At each step in this procedure we will create functions that transform input data into a scheme of logical values that are driven by our purpose. Some of our criteria will be derived by looking at associations among our transformed layers. At eac step is is crucial to examine the outputs that are generated to make sure that they make logical sense based on an examination of the topographic map and aerial photograph. It is very easy to make a mistake that will generate a ridiculous result. THe absurdity of the result may be obvious when we look at it directly, however it will be very difficult to figure out that we have made a mistake once we have combined the erroneous layer with other steps of our analysis. This dtep-by-step evalustion of our work wil lalso be a good time to think about which factors of data quality or decisions that we make will be critical factors leading to errors of omission and comission.
- An Introduction to Cells, Attributes, Layers and Zones in Discrete and Continuous rasters.
- A simple extraction of information dataset using a boolean operation.
- A simple ad-hoc aspect analysis of aspect with a geoprocessing tool
- Creating a re-useable model for evaluating earth-sheltering capability
- Setting up the modelbuilder environment
- Concepts of Fact: The pattern of Data Selection Reclassification of Values and Weighted Sum.
- Concepts of Relationships: direct association in space with Local Functions
- Re-Using and Sharing Models
- Raster Sampling a vector layer
- Association of Proximity and Accessibility: Incremental Functions
- Discussion of NoData in Incremental Functions
- Fancy Incremental Functions
- Cost Distance (considering surfaces of uneven resistance)
- Path Distance (considering slope)
- Discussion of NoData in the Merge operation. (Sometimes known as Cover)
- Functions of Visibility
- Focal Functions
- Counting Forested Cells Upwind of each location
- Zonal Functions
- Sorting Sites by potential size using RegionGroup (aka: Clump)
- Evaluating a property parcel with a zonal function
- Logical evaluation of the model
- Fine Tuning of the Model
- Experimentation -- sensitivity to varied data quality; evaluation of alternative futures.
Examine a Discrete Value Raster
Cartographic Modeling procedures make a lot of use of Raster Layers, that represent evenly-sapced, congruently-defined locations on the ground as Cells.

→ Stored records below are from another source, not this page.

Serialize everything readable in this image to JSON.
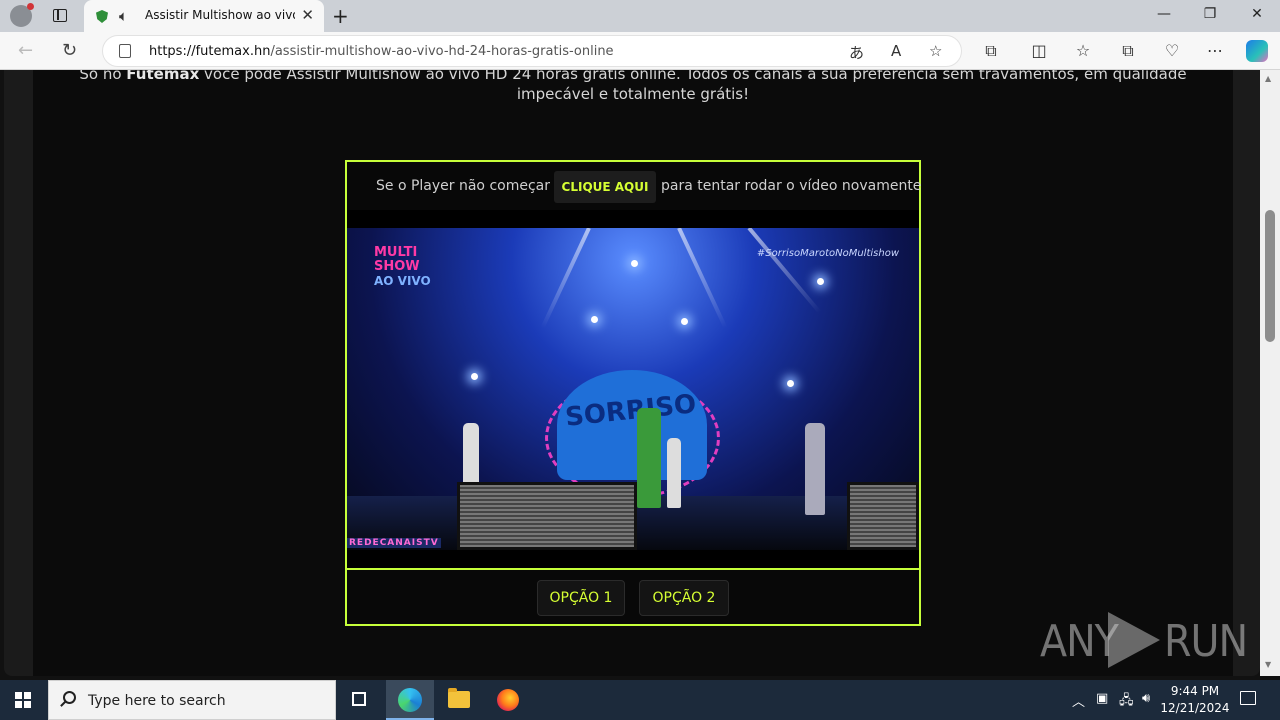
{
  "browser": {
    "tab_title": "Assistir Multishow ao vivo HD 24 horas grátis online",
    "tab_close": "✕",
    "new_tab": "+",
    "url_domain": "https://futemax.hn",
    "url_path": "/assistir-multishow-ao-vivo-hd-24-horas-gratis-online",
    "window_controls": {
      "minimize": "—",
      "restore": "❐",
      "close": "✕"
    }
  },
  "page": {
    "intro_prefix": "Só no ",
    "intro_brand": "Futemax",
    "intro_rest": " você pode Assistir Multishow ao vivo HD 24 horas grátis online. Todos os canais à sua preferência sem travamentos, em qualidade impecável e totalmente grátis!",
    "notice_before": "Se o Player não começar",
    "notice_button": "CLIQUE AQUI",
    "notice_after": "para tentar rodar o vídeo novamente",
    "video": {
      "logo_line1": "MULTI",
      "logo_line2": "SHOW",
      "logo_line3": "AO VIVO",
      "hashtag": "#SorrisoMarotoNoMultishow",
      "watermark": "REDECANAISTV",
      "screen_text": "SORRISO"
    },
    "options": [
      "OPÇÃO 1",
      "OPÇÃO 2"
    ]
  },
  "watermark": {
    "left": "ANY",
    "right": "RUN"
  },
  "taskbar": {
    "search_placeholder": "Type here to search",
    "time": "9:44 PM",
    "date": "12/21/2024"
  },
  "colors": {
    "accent": "#c6ff3a",
    "button_text": "#d6ff33",
    "taskbar": "#1c2a3b"
  }
}
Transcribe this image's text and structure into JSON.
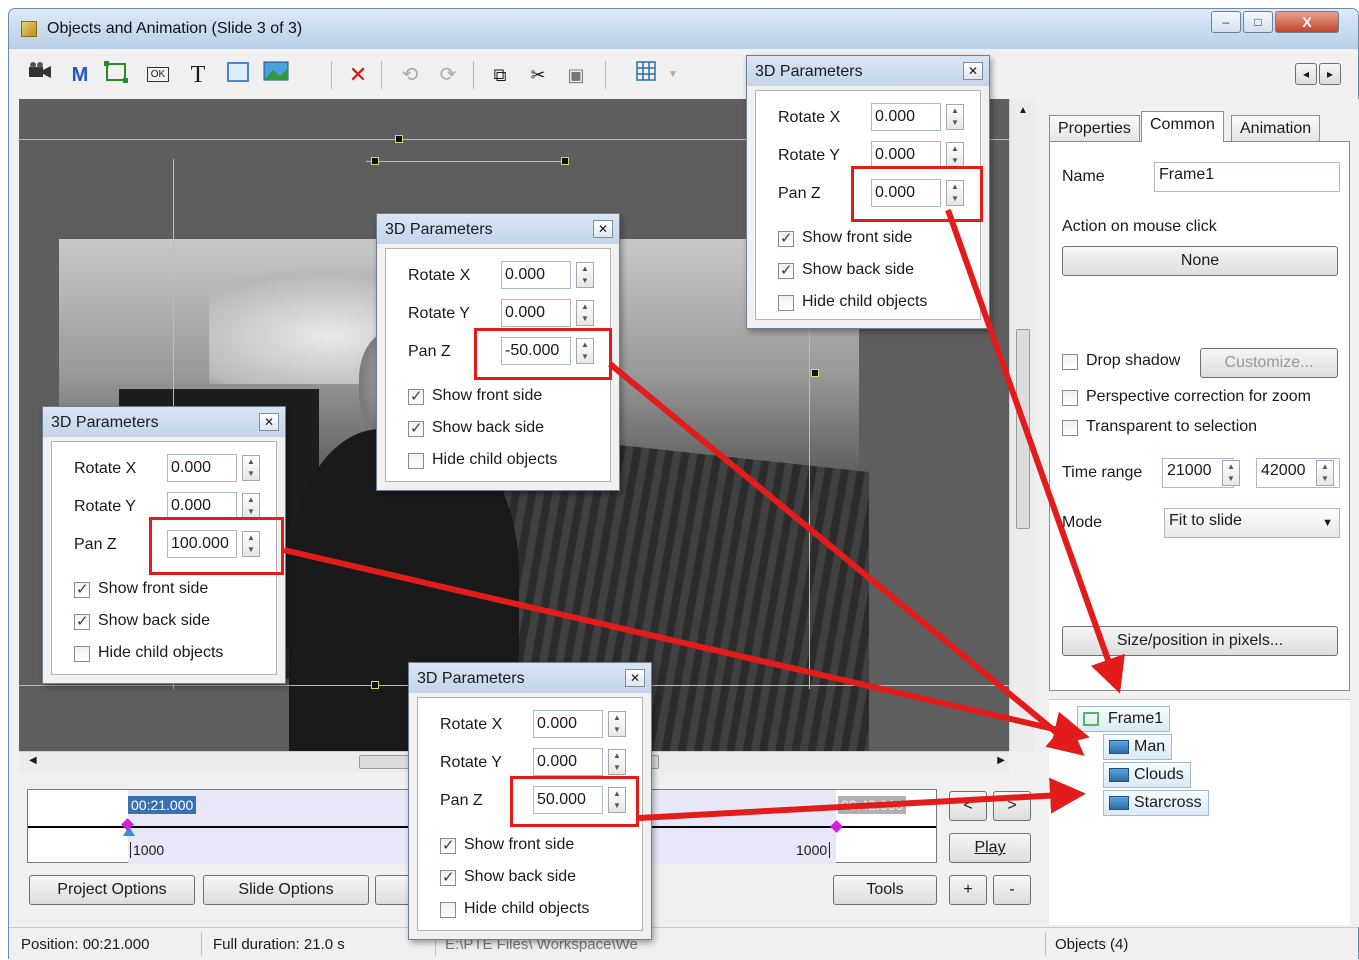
{
  "window": {
    "title": "Objects and Animation  (Slide 3 of 3)",
    "min_label": "–",
    "max_label": "□",
    "close_label": "X"
  },
  "toolbar": {
    "icons": [
      "video-camera-icon",
      "mask-icon",
      "frame-icon",
      "button-icon",
      "text-icon",
      "rectangle-icon",
      "image-icon",
      "delete-icon",
      "undo-icon",
      "redo-icon",
      "copy-icon",
      "cut-icon",
      "paste-icon",
      "grid-icon"
    ],
    "mask_glyph": "M",
    "text_glyph": "T",
    "ok_glyph": "OK",
    "delete_glyph": "✕",
    "nav_prev": "◂",
    "nav_next": "▸"
  },
  "timeline": {
    "start_time": "00:21.000",
    "end_time": "00:42.000",
    "left_value": "1000",
    "right_value": "1000"
  },
  "buttons": {
    "project_options": "Project Options",
    "slide_options": "Slide Options",
    "tools": "Tools",
    "play": "Play",
    "prev": "<",
    "next": ">",
    "plus": "+",
    "minus": "-",
    "none": "None",
    "customize": "Customize...",
    "size_position": "Size/position in pixels..."
  },
  "status": {
    "position": "Position:  00:21.000",
    "duration": "Full duration:  21.0 s",
    "path": "E:\\PTE Files\\ Workspace\\We",
    "objects": "Objects (4)"
  },
  "tabs": [
    "Properties",
    "Common",
    "Animation"
  ],
  "common": {
    "name_label": "Name",
    "name_value": "Frame1",
    "action_label": "Action on mouse click",
    "drop_shadow_label": "Drop shadow",
    "perspective_label": "Perspective correction for zoom",
    "transparent_label": "Transparent to selection",
    "time_range_label": "Time range",
    "time_from": "21000",
    "time_to": "42000",
    "mode_label": "Mode",
    "mode_value": "Fit to slide"
  },
  "tree": [
    {
      "label": "Frame1",
      "icon": "frame-icon"
    },
    {
      "label": "Man",
      "icon": "image-icon"
    },
    {
      "label": "Clouds",
      "icon": "image-icon"
    },
    {
      "label": "Starcross",
      "icon": "image-icon"
    }
  ],
  "dialogs": [
    {
      "title": "3D Parameters",
      "rotate_x_label": "Rotate X",
      "rotate_x": "0.000",
      "rotate_y_label": "Rotate Y",
      "rotate_y": "0.000",
      "pan_z_label": "Pan Z",
      "pan_z": "0.000",
      "show_front_label": "Show front side",
      "show_back_label": "Show back side",
      "hide_child_label": "Hide child objects",
      "show_front": true,
      "show_back": true,
      "hide_child": false
    },
    {
      "title": "3D Parameters",
      "rotate_x_label": "Rotate X",
      "rotate_x": "0.000",
      "rotate_y_label": "Rotate Y",
      "rotate_y": "0.000",
      "pan_z_label": "Pan Z",
      "pan_z": "-50.000",
      "show_front_label": "Show front side",
      "show_back_label": "Show back side",
      "hide_child_label": "Hide child objects",
      "show_front": true,
      "show_back": true,
      "hide_child": false
    },
    {
      "title": "3D Parameters",
      "rotate_x_label": "Rotate X",
      "rotate_x": "0.000",
      "rotate_y_label": "Rotate Y",
      "rotate_y": "0.000",
      "pan_z_label": "Pan Z",
      "pan_z": "100.000",
      "show_front_label": "Show front side",
      "show_back_label": "Show back side",
      "hide_child_label": "Hide child objects",
      "show_front": true,
      "show_back": true,
      "hide_child": false
    },
    {
      "title": "3D Parameters",
      "rotate_x_label": "Rotate X",
      "rotate_x": "0.000",
      "rotate_y_label": "Rotate Y",
      "rotate_y": "0.000",
      "pan_z_label": "Pan Z",
      "pan_z": "50.000",
      "show_front_label": "Show front side",
      "show_back_label": "Show back side",
      "hide_child_label": "Hide child objects",
      "show_front": true,
      "show_back": true,
      "hide_child": false
    }
  ],
  "colors": {
    "annotation_red": "#e21b1b",
    "guide_green": "#b7d548",
    "selection_blue": "#3a6fb2"
  }
}
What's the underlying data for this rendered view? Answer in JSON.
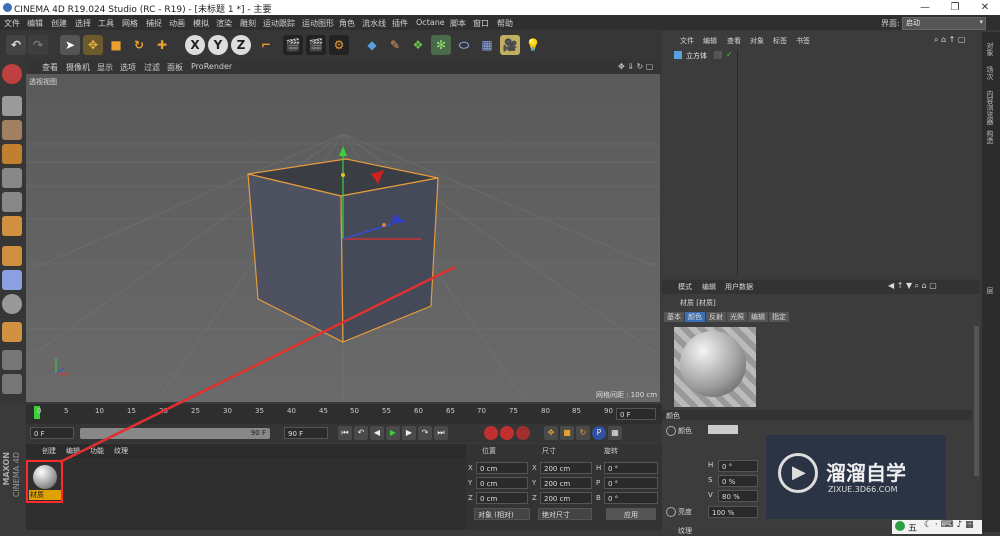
{
  "titlebar": {
    "title": "CINEMA 4D R19.024 Studio (RC - R19) - [未标题 1 *] - 主要",
    "min": "—",
    "max": "❐",
    "close": "✕"
  },
  "menu": [
    "文件",
    "编辑",
    "创建",
    "选择",
    "工具",
    "网格",
    "捕捉",
    "动画",
    "模拟",
    "渲染",
    "雕刻",
    "运动跟踪",
    "运动图形",
    "角色",
    "流水线",
    "插件",
    "Octane",
    "脚本",
    "窗口",
    "帮助"
  ],
  "interface": {
    "label": "界面:",
    "value": "启动"
  },
  "toolbar": {
    "x": "X",
    "y": "Y",
    "z": "Z"
  },
  "viewport": {
    "menu": [
      "查看",
      "摄像机",
      "显示",
      "选项",
      "过滤",
      "面板",
      "ProRender"
    ],
    "label": "透视视图",
    "grid_info": "网格间距 : 100 cm"
  },
  "timeline": {
    "ticks": [
      "0",
      "5",
      "10",
      "15",
      "20",
      "25",
      "30",
      "35",
      "40",
      "45",
      "50",
      "55",
      "60",
      "65",
      "70",
      "75",
      "80",
      "85",
      "90"
    ],
    "frame": "0 F"
  },
  "controls": {
    "start": "0 F",
    "range": "90 F",
    "end": "90 F"
  },
  "material_manager": {
    "tabs": [
      "创建",
      "编辑",
      "功能",
      "纹理"
    ],
    "material_name": "材质",
    "logo1": "MAXON",
    "logo2": "CINEMA 4D"
  },
  "coordinates": {
    "headers": [
      "位置",
      "尺寸",
      "旋转"
    ],
    "rows": [
      {
        "a": "X",
        "pos": "0 cm",
        "b": "X",
        "size": "200 cm",
        "c": "H",
        "rot": "0 °"
      },
      {
        "a": "Y",
        "pos": "0 cm",
        "b": "Y",
        "size": "200 cm",
        "c": "P",
        "rot": "0 °"
      },
      {
        "a": "Z",
        "pos": "0 cm",
        "b": "Z",
        "size": "200 cm",
        "c": "B",
        "rot": "0 °"
      }
    ],
    "mode1": "对象 (相对)",
    "mode2": "绝对尺寸",
    "apply": "应用"
  },
  "object_manager": {
    "menu": [
      "文件",
      "编辑",
      "查看",
      "对象",
      "标签",
      "书签"
    ],
    "object": "立方体"
  },
  "attributes": {
    "menu": [
      "模式",
      "编辑",
      "用户数据"
    ],
    "title": "材质 [材质]",
    "tabs": [
      "基本",
      "颜色",
      "反射",
      "光照",
      "编辑",
      "指定"
    ],
    "section": "颜色",
    "color_label": "颜色",
    "h_label": "H",
    "h_value": "0 °",
    "s_label": "S",
    "s_value": "0 %",
    "v_label": "V",
    "v_value": "80 %",
    "brightness_label": "亮度",
    "brightness_value": "100 %",
    "texture_label": "纹理"
  },
  "right_tabs": [
    "对象",
    "场次",
    "内容浏览器",
    "构造",
    "层"
  ],
  "watermark": {
    "brand": "溜溜自学",
    "url": "ZIXUE.3D66.COM"
  },
  "ime": {
    "label": "五"
  },
  "colors": {
    "accent": "#e0a000",
    "cube_edge": "#e69b3c",
    "red_line": "#e03030",
    "highlight_box": "#ff2a2a"
  }
}
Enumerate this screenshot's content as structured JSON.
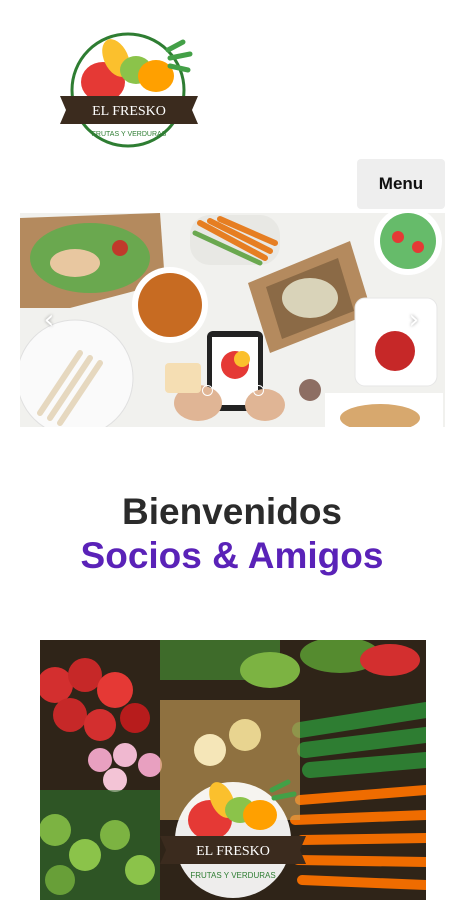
{
  "brand": {
    "name": "EL FRESKO",
    "tagline": "FRUTAS Y VERDURAS"
  },
  "header": {
    "menu_label": "Menu"
  },
  "carousel": {
    "prev_icon": "chevron-left-icon",
    "next_icon": "chevron-right-icon",
    "slide_count": 3,
    "active_slide": 2
  },
  "welcome": {
    "title": "Bienvenidos",
    "subtitle": "Socios & Amigos"
  },
  "colors": {
    "subtitle": "#5a22b8",
    "title": "#2b2b2b",
    "menu_bg": "#eeeeee",
    "logo_green": "#2e7d32",
    "logo_band": "#3b2b1e"
  }
}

In a single layer, each cell is tagged by a Value, which may be used to disctiminate various different discrete types of locations known as Zones; or surfaces that vary from cell to cell, in Continuous fashion. The regular relationships among cells allow for many powerful ways to create and use logical relationships among locations and their properties, as we shall see.
The New ENgland Gap Vegetation (Gap_Veg) layer is a discrete value raster. There are several ways to evaluate the raster dataset. For one thing, it has metadata that can be found in its folder (or click here to see the metadata) But even without any metadata at all, we can learn a lot about this layer by examining its properties and its logical consistency with other layers.